Frederick William was deeply disappointed by his son, the future Frederick the Great, who in his youth seemed more interested in French culture, music, and literature than in the military virtues. The father's disaffection turned to actual hatred, and his treatment became so harsh that the young prince decided to run away, with the aid of two accomplices, Lieutenants Katte and Keith. The plan was discovered; Keith escaped, but the prince and Katte were captured and court-martialed. Katte was sentenced to life imprisonment, Frederick to solitary confinement. Frederick William, deciding that Katte's sentence was too lenient, had him beheaded in the presence of Prince Frederick. This drastic measure had the desired effect; Frederick asked the king's pardon and began to apply himself to acquiring the Prussian military philosophy.
—The Little, Brown Book of Anecdotes
Art enables us to find ourselves and lose ourselves at the same time.
Art is the only way to run away without leaving home.
I needed to be somewhere different. Maybe I needed to be someone different, too.
—Heather Davis in The Clearing

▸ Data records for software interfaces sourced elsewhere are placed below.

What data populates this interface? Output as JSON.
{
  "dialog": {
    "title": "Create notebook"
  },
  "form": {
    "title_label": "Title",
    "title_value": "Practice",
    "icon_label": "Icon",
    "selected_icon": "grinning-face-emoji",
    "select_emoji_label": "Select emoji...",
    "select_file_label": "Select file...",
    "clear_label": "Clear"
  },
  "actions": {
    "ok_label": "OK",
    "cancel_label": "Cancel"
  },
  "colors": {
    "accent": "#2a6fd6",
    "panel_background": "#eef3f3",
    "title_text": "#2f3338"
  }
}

He was my escape, and sometimes that can feel an awful lot like love.
—Emily Giffin in Something Borrowed